• Input for this task:
= = =
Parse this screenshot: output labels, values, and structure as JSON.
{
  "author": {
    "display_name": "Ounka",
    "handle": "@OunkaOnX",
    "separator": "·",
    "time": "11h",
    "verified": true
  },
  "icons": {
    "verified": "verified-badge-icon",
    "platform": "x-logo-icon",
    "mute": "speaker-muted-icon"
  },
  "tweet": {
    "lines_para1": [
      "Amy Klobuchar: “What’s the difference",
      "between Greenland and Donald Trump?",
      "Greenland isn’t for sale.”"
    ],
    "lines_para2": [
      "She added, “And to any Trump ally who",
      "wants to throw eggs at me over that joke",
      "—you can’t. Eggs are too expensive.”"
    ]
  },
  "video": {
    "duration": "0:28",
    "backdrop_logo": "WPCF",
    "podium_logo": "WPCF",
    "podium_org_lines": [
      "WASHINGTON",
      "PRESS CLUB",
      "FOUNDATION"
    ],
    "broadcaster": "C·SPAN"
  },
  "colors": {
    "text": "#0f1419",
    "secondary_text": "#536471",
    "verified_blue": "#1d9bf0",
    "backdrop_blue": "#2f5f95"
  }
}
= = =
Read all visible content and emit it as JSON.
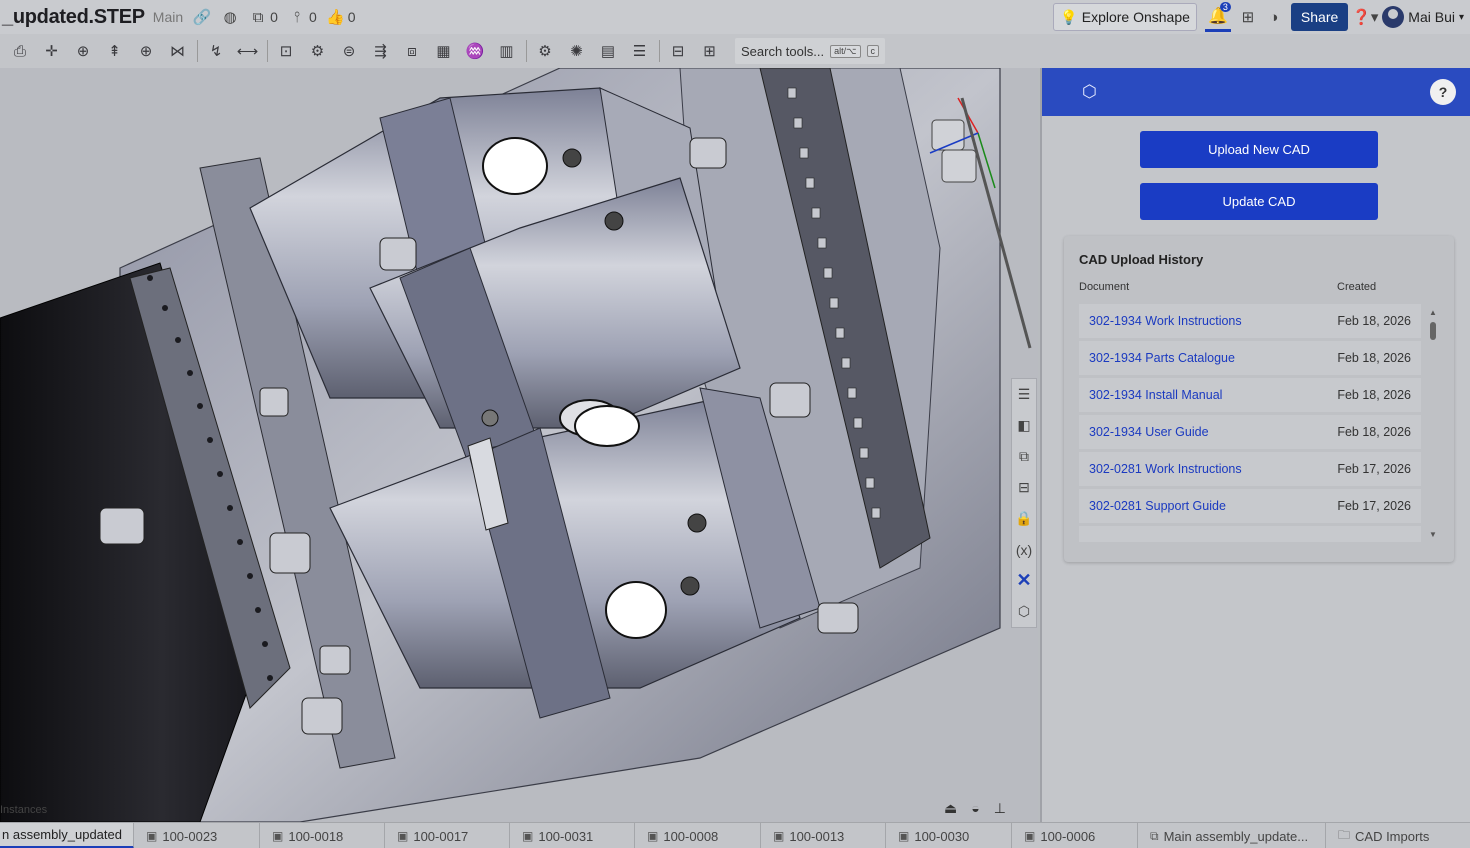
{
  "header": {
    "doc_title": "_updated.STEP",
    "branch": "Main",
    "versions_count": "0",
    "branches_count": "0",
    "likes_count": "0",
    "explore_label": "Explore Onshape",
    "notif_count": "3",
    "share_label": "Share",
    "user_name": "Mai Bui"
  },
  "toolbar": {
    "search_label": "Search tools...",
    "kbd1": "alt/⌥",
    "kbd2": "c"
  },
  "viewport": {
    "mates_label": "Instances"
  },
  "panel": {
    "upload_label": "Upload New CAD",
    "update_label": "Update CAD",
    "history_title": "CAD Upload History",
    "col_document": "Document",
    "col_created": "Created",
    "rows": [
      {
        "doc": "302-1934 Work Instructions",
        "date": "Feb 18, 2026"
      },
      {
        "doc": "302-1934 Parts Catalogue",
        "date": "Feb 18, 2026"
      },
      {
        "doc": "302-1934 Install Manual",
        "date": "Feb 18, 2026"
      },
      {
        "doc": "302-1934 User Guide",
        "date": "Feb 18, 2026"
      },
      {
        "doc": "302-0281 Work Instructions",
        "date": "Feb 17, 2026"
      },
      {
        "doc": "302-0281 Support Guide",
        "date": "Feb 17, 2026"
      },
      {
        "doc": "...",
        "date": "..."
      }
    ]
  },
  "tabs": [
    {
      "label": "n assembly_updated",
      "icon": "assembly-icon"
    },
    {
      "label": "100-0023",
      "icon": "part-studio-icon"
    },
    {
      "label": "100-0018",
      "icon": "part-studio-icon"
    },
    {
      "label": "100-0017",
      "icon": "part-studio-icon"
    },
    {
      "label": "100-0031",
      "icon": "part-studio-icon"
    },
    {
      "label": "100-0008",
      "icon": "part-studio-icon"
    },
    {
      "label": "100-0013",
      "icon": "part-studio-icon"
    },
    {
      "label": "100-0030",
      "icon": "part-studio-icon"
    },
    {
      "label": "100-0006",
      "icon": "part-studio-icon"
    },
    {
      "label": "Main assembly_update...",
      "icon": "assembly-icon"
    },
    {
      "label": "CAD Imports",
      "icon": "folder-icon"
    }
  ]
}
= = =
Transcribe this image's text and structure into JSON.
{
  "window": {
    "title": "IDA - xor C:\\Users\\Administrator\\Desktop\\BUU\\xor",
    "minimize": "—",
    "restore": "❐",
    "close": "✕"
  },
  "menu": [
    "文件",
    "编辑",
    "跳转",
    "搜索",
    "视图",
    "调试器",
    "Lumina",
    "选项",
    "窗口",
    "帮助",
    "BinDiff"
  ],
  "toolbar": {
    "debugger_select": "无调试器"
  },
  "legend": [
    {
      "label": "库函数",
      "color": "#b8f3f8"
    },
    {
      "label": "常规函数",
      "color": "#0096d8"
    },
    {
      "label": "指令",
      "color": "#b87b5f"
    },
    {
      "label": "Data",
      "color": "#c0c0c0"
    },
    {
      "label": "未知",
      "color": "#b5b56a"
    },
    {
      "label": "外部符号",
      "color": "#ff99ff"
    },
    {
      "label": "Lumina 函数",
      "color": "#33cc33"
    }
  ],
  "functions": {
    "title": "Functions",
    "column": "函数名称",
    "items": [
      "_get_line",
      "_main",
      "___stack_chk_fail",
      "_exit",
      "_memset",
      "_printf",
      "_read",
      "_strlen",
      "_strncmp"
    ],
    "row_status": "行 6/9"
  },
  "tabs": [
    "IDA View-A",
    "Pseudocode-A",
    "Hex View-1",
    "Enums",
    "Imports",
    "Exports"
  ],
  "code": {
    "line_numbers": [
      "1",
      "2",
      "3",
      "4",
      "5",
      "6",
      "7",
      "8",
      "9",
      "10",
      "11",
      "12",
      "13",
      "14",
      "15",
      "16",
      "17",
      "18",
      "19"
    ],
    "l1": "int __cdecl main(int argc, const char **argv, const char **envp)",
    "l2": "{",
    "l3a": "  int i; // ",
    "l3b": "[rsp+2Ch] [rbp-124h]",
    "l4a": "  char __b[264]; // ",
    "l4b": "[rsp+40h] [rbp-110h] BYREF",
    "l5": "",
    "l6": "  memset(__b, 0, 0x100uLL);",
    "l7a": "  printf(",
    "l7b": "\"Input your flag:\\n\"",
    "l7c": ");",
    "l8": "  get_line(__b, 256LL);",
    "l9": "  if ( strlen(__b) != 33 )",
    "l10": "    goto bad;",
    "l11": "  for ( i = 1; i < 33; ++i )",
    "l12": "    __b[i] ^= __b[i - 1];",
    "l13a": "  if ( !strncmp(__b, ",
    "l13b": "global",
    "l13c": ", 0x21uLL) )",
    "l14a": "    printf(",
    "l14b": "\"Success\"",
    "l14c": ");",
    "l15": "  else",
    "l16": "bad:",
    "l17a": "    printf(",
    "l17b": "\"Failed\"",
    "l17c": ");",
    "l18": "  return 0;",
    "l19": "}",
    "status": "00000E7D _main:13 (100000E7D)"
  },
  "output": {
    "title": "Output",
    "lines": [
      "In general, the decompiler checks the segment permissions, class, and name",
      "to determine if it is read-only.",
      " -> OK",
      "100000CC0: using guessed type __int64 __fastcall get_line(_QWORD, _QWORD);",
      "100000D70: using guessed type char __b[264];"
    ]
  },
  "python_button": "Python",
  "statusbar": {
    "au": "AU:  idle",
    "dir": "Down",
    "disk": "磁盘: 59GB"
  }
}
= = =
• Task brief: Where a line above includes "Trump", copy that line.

• Output below:
      "between Greenland and Donald Trump?",
      "She added, “And to any Trump ally who",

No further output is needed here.